Problem details
Quote all of the data below exactly, please.

──────────────────────────────

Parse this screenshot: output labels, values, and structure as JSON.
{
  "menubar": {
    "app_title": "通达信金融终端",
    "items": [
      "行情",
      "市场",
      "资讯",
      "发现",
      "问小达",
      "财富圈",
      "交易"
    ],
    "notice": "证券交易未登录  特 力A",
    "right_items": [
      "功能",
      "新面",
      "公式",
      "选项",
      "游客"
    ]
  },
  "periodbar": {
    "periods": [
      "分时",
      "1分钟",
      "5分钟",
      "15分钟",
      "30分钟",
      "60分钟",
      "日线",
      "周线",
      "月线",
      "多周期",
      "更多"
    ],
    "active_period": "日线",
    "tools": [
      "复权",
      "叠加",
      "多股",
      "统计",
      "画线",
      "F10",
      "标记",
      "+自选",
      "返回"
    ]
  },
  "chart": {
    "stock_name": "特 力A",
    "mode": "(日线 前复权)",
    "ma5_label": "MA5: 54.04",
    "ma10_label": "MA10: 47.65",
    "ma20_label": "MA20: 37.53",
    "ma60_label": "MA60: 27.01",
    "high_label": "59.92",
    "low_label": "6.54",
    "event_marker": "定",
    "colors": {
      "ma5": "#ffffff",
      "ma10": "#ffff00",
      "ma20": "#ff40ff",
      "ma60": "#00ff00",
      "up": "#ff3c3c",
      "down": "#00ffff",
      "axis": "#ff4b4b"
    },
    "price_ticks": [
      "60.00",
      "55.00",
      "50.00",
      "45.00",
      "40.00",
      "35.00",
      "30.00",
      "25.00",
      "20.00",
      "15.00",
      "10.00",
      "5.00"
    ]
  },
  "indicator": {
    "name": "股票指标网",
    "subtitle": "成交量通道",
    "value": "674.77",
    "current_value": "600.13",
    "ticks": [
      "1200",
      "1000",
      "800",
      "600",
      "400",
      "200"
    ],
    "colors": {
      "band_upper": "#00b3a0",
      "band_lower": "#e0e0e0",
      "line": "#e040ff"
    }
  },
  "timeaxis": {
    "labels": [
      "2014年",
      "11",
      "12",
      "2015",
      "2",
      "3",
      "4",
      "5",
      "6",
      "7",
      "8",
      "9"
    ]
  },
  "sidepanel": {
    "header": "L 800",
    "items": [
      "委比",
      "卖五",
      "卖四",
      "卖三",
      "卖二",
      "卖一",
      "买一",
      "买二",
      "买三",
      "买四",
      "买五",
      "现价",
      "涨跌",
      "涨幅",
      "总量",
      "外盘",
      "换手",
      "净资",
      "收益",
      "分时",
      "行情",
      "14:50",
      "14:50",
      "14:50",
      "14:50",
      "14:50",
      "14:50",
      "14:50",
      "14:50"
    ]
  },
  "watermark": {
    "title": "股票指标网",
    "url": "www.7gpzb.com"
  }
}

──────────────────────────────

Problem solution
Parse this screenshot: output labels, values, and structure as JSON.
{
  "menubar": {
    "app_title": "通达信金融终端",
    "items": [
      "行情",
      "市场",
      "资讯",
      "发现",
      "问小达",
      "财富圈",
      "交易"
    ],
    "notice": "证券交易未登录  特 力A",
    "right_items": [
      "功能",
      "新面",
      "公式",
      "选项",
      "游客"
    ]
  },
  "periodbar": {
    "periods": [
      "分时",
      "1分钟",
      "5分钟",
      "15分钟",
      "30分钟",
      "60分钟",
      "日线",
      "周线",
      "月线",
      "多周期",
      "更多"
    ],
    "active_period": "日线",
    "tools": [
      "复权",
      "叠加",
      "多股",
      "统计",
      "画线",
      "F10",
      "标记",
      "+自选",
      "返回"
    ]
  },
  "chart": {
    "stock_name": "特 力A",
    "mode": "(日线 前复权)",
    "ma5_label": "MA5: 54.04",
    "ma10_label": "MA10: 47.65",
    "ma20_label": "MA20: 37.53",
    "ma60_label": "MA60: 27.01",
    "high_label": "59.92",
    "low_label": "6.54",
    "event_marker": "定",
    "colors": {
      "ma5": "#ffffff",
      "ma10": "#ffff00",
      "ma20": "#ff40ff",
      "ma60": "#00ff00",
      "up": "#ff3c3c",
      "down": "#00ffff",
      "axis": "#ff4b4b"
    },
    "price_ticks": [
      "60.00",
      "55.00",
      "50.00",
      "45.00",
      "40.00",
      "35.00",
      "30.00",
      "25.00",
      "20.00",
      "15.00",
      "10.00",
      "5.00"
    ]
  },
  "indicator": {
    "name": "股票指标网",
    "subtitle": "成交量通道",
    "value": "674.77",
    "current_value": "600.13",
    "ticks": [
      "1200",
      "1000",
      "800",
      "600",
      "400",
      "200"
    ],
    "colors": {
      "band_upper": "#00b3a0",
      "band_lower": "#e0e0e0",
      "line": "#e040ff"
    }
  },
  "timeaxis": {
    "labels": [
      "2014年",
      "11",
      "12",
      "2015",
      "2",
      "3",
      "4",
      "5",
      "6",
      "7",
      "8",
      "9"
    ]
  },
  "sidepanel": {
    "header": "L 800",
    "items": [
      "委比",
      "卖五",
      "卖四",
      "卖三",
      "卖二",
      "卖一",
      "买一",
      "买二",
      "买三",
      "买四",
      "买五",
      "现价",
      "涨跌",
      "涨幅",
      "总量",
      "外盘",
      "换手",
      "净资",
      "收益",
      "分时",
      "行情",
      "14:50",
      "14:50",
      "14:50",
      "14:50",
      "14:50",
      "14:50",
      "14:50",
      "14:50"
    ]
  },
  "watermark": {
    "title": "股票指标网",
    "url": "www.7gpzb.com"
  }
}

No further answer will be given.